close button

Theatre Review: Titus

May 30, 2013 Theatre


Fractious Tash and Q Presents

Q Theatre Loft

May 29, 2013

There’s a teeth-chilling moment in Titus when a character’s hand is hacked off. It’s demonstrated on one side of the darkened stage by a sawing motion and on the other side by a gratingly awful scraping of metal on metal, amplified through a microphone. It’s playful, modern, gruesome and just one example of the wonderfully imaginative direction in this production by Fractious Tash. The hand is not the only bodily loss. Heads roll. Chastity is stolen. And lashings of inky blood are splattered in Shakespeare’s most violent work. It’s one of the bard’s least fashionable tragedies and seldom seen on stage, but even if you’re not familiar with the play this fast-paced interpretation by an all-male cast of recent Unitec alumni keeps you riveted and repulsed. Roman general Titus Andronicus returns to Rome with Tamora Queen of the Goths and her sons as prisoners. Power struggles, revenge, rape and murder ensue.

It’s the second outing for this production a year after it had a limited season at Unitec and the actors clearly relish their roles, including those playing the ladies. With a cast of just seven, the actors tackle multiple roles and some characters are even played by soft toys. For the most part, this innovative approach works. The exception is the burial of plastic dolls in a cardboard box – the solemnity undermined by the ridiculousness. Overall, it’s exciting to see director Benjamin Henson take risks and encourage his cast to really play with stagecraft. The action is backed up with considered lighting, unexpected sound design (Nicki Minaj in Shakespeare?) and clever costuming, particularly the sooty, sunken eye makeup. Be prepared. In this abridged, accelerated version, there is no interval.

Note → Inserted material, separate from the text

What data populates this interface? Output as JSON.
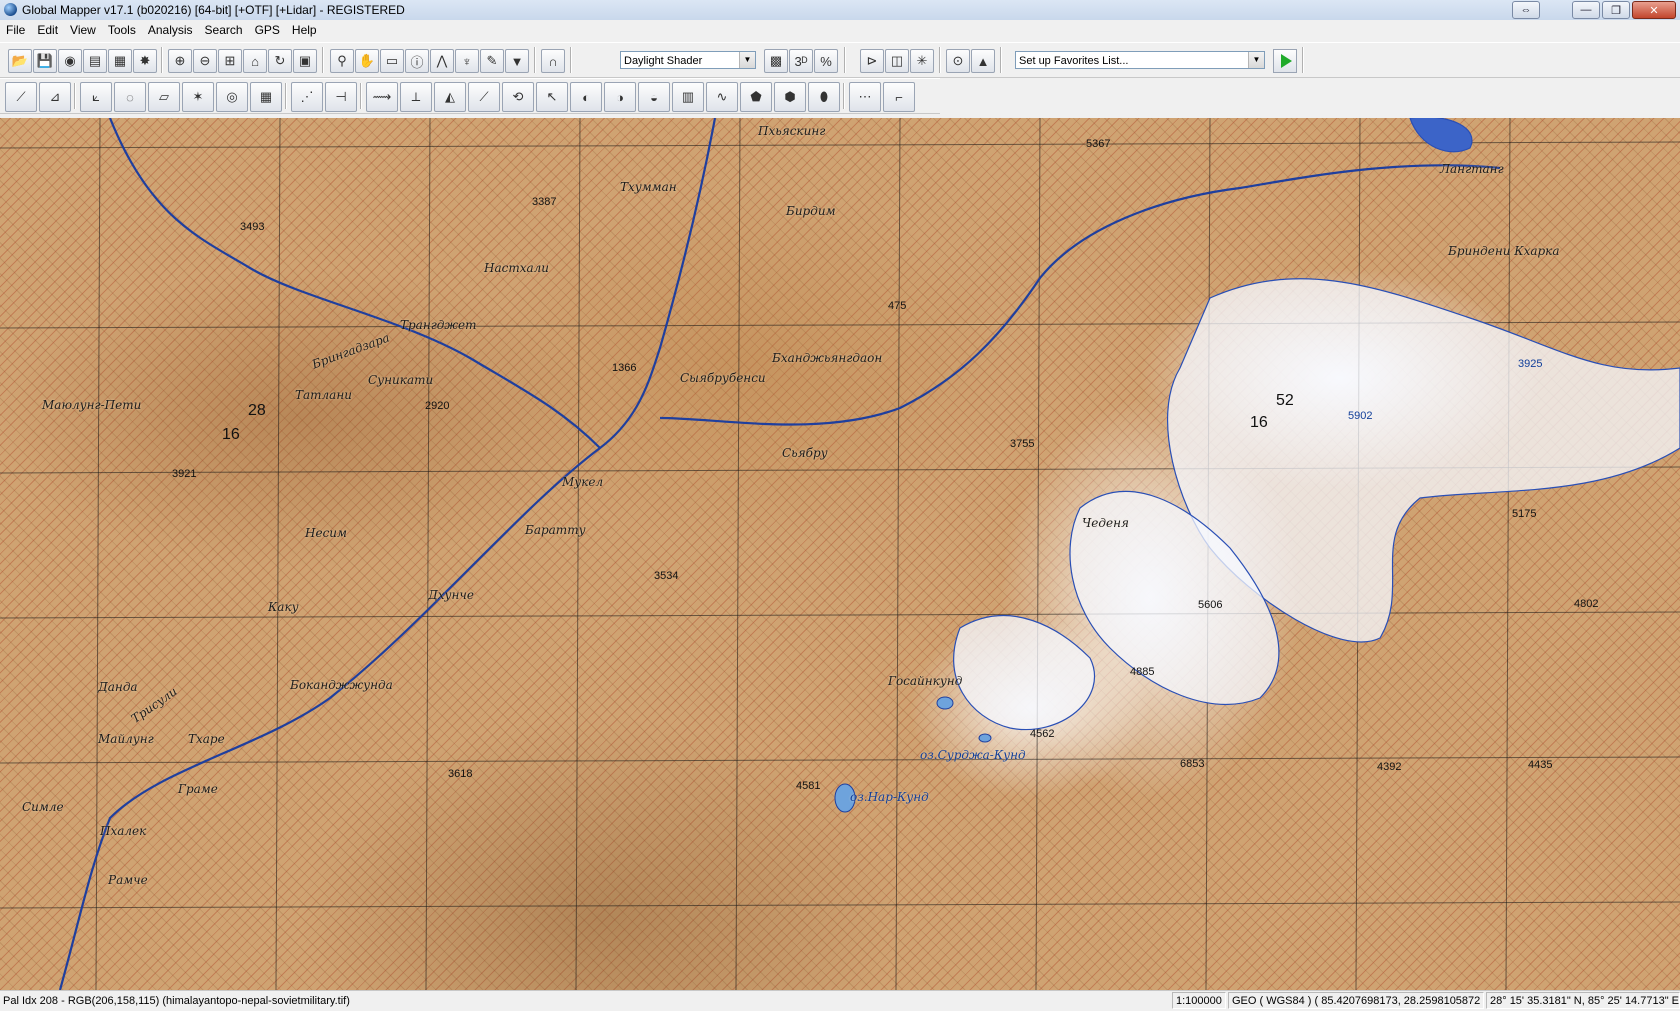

The brutality doesn’t let up until the final slaughter, and it’s all revoltingly entertaining.

Until June 8.



Latest issue shadow

Metro N°440 is out now!

With progressive councillors starting to score some wins under what was anticipated to be a reactionary major, Hayden Donnell asks: Has Wayne Brown gone woke?
Plus: we go out and investigate Auckland’s nightlife (or in some cases, the lack thereof), with best bars (with thanks to Campari); going-out diaries from Chlöe Swarbrick, BBYFACEKILLA.mp3, Poppa.Jax & more; a look into Auckland’s drugs by Don Roew (who’s holding and how much they paid for it); we go on the campaign trail with Willie Jackson, talk to gallerist Michael Lett, drink martinis and alternative wines, start seeing a therapist, visit Imogen Taylor’s studio, look into Takutai Tarsh Kemp’s wardrobe. And more!

Buy the latest issue